          from the help that God has moved men to give,
          for the advancement of His cause.” E.G. White,
          Testimonies to Ministers, pp. 197-203)

    8. From where does the term “separation of church and state”
      come? (It is not in the U.S. Constitution. It comes from
      an exchange, in 1802, of letters between Thomas Jefferson
      and Nehh Dodge (among others) of the Danbury Baptist
      Association. Jefferson wrote that he thought the
      prohibition in the First Amendment against any “law
      respecting an establishment of religion” created a “wall
      of separation between church and state.”)

      1. While it is far from clear (to any student of
        Jefferson) that Tom Jefferson would consider any of
        the items we previously discussed as church state
        separation problems, to whom should we look for our
        position- the Bible or Tom Jefferson?

      1. What do the disciples tell us we should do when we
        face a conflict between the words of man and the
        words of God? ( Acts 5:29)

    1. Our lesson (Wednesday) speaks of religious people having
      influence at all levels of government. Is it wrong to
      encourage our laws to reflect Biblical principles instead
      of pagan principles? (Our lesson seems to suggest this is

      1. Should, for example, we try to encourage our
        government promote the teaching of the Creation
        account as opposed to the evolutionary theory?

        1. Or would that have the government improperly
          promoting religion?

        2. Or are both explanations (Creation and
          evolution) of the origins of life “religious” in
          that they are a matter of faith (belief based on
          observation) rather than evidence?

        3. Are we promoting pagan religious doctrine by
          sitting idly by while Biblical teachings are
          swept from the public schools and the public

        4. Is it a violation of the separation of church
          and state to pattern the laws of a nation after
          Biblical principles? (Consider this counsel:
          “The laws of [earthly] governments shold be in
          harmony with the law of Jehovah, the standard by
          which all created beings are judged.” E.G.
          White, Letter 187, 1903, p.5)
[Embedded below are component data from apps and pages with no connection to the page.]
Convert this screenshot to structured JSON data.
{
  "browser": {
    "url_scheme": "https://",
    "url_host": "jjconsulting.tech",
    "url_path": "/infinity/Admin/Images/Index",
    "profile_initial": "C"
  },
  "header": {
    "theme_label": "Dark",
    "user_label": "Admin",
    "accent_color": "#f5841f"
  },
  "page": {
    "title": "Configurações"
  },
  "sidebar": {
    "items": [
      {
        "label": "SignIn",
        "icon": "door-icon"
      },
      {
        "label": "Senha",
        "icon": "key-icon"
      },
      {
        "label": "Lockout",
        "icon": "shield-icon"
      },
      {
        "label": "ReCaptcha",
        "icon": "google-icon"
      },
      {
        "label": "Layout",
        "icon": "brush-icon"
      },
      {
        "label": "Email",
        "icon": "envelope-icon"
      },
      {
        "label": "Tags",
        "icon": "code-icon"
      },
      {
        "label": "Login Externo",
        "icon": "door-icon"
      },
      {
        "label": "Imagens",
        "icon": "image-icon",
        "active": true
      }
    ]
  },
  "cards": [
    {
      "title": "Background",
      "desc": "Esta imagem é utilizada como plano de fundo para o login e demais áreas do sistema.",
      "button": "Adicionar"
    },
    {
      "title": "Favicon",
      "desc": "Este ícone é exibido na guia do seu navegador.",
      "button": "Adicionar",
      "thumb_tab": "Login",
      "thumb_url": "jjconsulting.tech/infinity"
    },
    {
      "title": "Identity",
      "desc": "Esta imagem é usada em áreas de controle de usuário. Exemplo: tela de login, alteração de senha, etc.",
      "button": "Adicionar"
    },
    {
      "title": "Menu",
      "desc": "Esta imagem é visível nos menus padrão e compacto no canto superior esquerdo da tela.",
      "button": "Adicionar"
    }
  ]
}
    2. Friend, God gave us prophecies about the future for our
      comfort during difficult times to come, not to make us
      arrogant about the future. Our best course is to
      constantly be prepared and alert for Jesus’ Second Coming
      however events unfold. An important part of being prepared
      is to encourage prominent fellow Christians and not join
      with pagans in heaping scorn on them.

  1. Next week: The Certainty of the Second Coming.